The U.S. Supreme Court is listening to arguments about whether violent statements posted on social media websites are proof of intent to harm.
In a case involving a man from Boston who posted violent lyrics on Facebook, the outcome of the case could affect how far free speech extends on the internet for everybody.
The case at hand involves an Allentown, Penn., man named Anthony Elonis, who posted violent rants and threats against his estranged wife, schoolchildren, and law enforcement on Facebook in 2010. He was found guilty of making threats and the court sentenced him to 44 months in prison. Elonis appealed to the Supreme Court, where he argued that he didn’t actually intend for his words to be threatening.
Words like this:
“If I only knew then what I know now/I would have smothered your ass with a pillow/Dumped your body in the back seat/Dropped you off in Toad Creek and made it look like a rape and murder”

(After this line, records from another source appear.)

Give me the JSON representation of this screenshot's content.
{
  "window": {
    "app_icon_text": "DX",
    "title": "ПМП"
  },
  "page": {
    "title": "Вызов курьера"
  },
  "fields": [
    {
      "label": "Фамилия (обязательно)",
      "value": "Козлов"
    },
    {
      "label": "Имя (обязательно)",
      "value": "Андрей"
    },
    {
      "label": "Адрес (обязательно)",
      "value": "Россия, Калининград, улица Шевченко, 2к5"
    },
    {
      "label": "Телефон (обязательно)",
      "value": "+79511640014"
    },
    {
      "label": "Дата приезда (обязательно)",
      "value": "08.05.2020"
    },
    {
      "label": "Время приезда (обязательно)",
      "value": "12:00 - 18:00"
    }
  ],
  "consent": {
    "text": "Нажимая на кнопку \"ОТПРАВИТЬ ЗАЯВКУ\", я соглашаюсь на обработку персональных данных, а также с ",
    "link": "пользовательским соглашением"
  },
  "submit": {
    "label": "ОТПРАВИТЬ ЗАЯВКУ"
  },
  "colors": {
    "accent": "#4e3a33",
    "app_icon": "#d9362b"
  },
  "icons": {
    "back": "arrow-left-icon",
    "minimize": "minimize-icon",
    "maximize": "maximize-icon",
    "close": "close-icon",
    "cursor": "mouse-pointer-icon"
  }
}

Not pretty. But here’s the catch—Elonis claims these were rap lyrics. Rather than a threat, they’re just an expression of creativity and therefore protected by the First Amendment, just as they are for musicians and rappers who have garnered praise and awards for lyrics like these for years. Chief Justice John G. Roberts, Jr. even quoted Eminem’s “‘97 Bonnie and Clyde” during the debate.

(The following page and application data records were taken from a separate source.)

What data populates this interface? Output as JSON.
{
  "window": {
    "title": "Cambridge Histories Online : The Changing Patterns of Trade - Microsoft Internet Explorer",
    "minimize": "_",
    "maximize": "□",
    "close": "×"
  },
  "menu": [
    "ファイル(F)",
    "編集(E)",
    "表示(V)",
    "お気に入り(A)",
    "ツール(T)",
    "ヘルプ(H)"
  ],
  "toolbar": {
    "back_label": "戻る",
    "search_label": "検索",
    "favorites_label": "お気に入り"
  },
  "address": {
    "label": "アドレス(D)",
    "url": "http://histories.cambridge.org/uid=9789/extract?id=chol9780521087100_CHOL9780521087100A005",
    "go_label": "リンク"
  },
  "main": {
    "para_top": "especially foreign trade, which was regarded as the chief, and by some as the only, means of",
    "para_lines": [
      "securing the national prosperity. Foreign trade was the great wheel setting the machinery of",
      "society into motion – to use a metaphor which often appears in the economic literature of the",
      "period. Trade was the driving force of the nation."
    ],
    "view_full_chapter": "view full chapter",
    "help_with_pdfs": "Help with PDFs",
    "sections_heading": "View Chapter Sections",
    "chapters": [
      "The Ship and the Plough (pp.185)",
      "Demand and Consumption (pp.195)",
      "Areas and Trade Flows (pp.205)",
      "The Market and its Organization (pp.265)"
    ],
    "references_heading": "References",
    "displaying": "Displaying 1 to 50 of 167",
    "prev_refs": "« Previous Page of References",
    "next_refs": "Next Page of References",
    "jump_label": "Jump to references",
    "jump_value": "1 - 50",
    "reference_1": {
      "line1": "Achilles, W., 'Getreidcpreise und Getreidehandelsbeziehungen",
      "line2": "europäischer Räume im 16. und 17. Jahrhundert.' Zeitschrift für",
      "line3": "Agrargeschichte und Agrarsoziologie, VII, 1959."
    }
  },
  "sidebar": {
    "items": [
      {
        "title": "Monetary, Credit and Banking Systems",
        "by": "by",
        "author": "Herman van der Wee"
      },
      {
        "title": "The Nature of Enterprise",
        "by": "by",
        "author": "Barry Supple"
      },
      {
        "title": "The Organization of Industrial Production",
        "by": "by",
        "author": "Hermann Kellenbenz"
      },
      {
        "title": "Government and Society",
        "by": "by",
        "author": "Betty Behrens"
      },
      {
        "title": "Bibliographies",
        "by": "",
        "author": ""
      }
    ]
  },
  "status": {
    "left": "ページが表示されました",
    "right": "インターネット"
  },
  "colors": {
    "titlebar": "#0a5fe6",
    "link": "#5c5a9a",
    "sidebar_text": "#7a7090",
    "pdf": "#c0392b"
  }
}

The Supreme Court seems hung up on whether there’s a difference in the creative liberties allowed to artists and those allowed to independent individuals. The intent of a statement—whether or not it is meant to incite fear and/or violence—has been paramount in previous cases brought before the justices and the lower courts. Also, in some cases, it’s more about who the threats are directed at—the military, the President of the United States, your family and peers. Sometimes a test known as the “Dinwiddie factors,” which gauges the frequency, medium, and reaction to a said threat, is used to determine whether or not it’s valid.
If the court decides that Elonis’s intent was to show off his rap prowess and not to terrify two women and a bunch of children, it would set a problematic precedent, as Justice Samuel A. Alito Jr. notes:
This sounds like a road map for threatening a spouse and getting away with it. So you put it in rhyme and you put some stuff about the Internet on it and you say, ‘I’m an aspiring rap artist.’ And so then you are free from prosecution.
Let’s play a game where we decide which of the below rhymes are from Elonis’s case, which are from Enimem’s 1999 Grammy Award-winning album, The Slim Shady LP, and which are European murder ballads from the mid-17th century:
1.) You and your husband have a fight/One of you tries to grab a knife/And during the struggle he accidentally gets his Adams apple sliced/And while this is goin’ on/His son just woke up and he just walks in/She panics and he gets his throat cut/So now they both dead and you slash your own throat/So now it’s double homicide and suicide with no note
2.) There’s one way to love you/But a thousand ways to kill you/I’m not going to rest until your body is a mess/And dying from all the little cuts
3.) There’s a four-year-old boy lying dead with a slit throat/In your living room/What you think I’m kiddin’ you?/You loved him didn’t you?
4.) From his pocket a knife he drew/And pierced her tender body through/He ripped her up and there was by/A baby in her womb did cry/He then did hide among some thorns/The baby crawling in her arms
5.) Little agent lady stood so close/Took all the strength I had not to turn the bitch ghost/Pull my knife, flick my wrist, and slit her throat/Leave her bleedin’ from her jugular in the arms of her partner
6.) That’s it, I’ve had about enough/I’m checking out and making a name for myself/Enough elementary schools in a ten mile radius/to initiate the most heinous school shooting ever imagined/and hell hath no fury like a crazy man in a kindergarten class/the only question is, which one?
First off, let’s reflect: Graphic details of violence have been in music for centuries and that’s alarming. Secondly, Elonis only contributed to three of the above, but they all outline unspeakable horrors that any reasonable person may consider, well, a bit concerning if the words were directed at her.
While many First Amendment groups are concerned by the potential outcome of this trial, they may not need to worry. Should the Supreme Court grant Elonis a retrial, the jury would then have to find that he intended to create fear with his words, not merely that he happened to say them. The target of his words would be removed from the equation completely. So to speak, both nuances of rap artistry and web-speak are under a microscope.
As media attention increases on a growing number of Internet users (particularly women) who report being the targets of uncomfortable, unpleasant, and downright terrifying statements, Twitter and Facebook scramble to find a solution that doesn’t tred on their users’ First Amendment rights. The outcome of this case may make their obligation to users shift from protecting victims to protecting victimizers.
Answers: Elonis—2, 5, 6; Eminem—1, 3; “Savage Pastimes: A Cultural History of Violent Entertainment”—4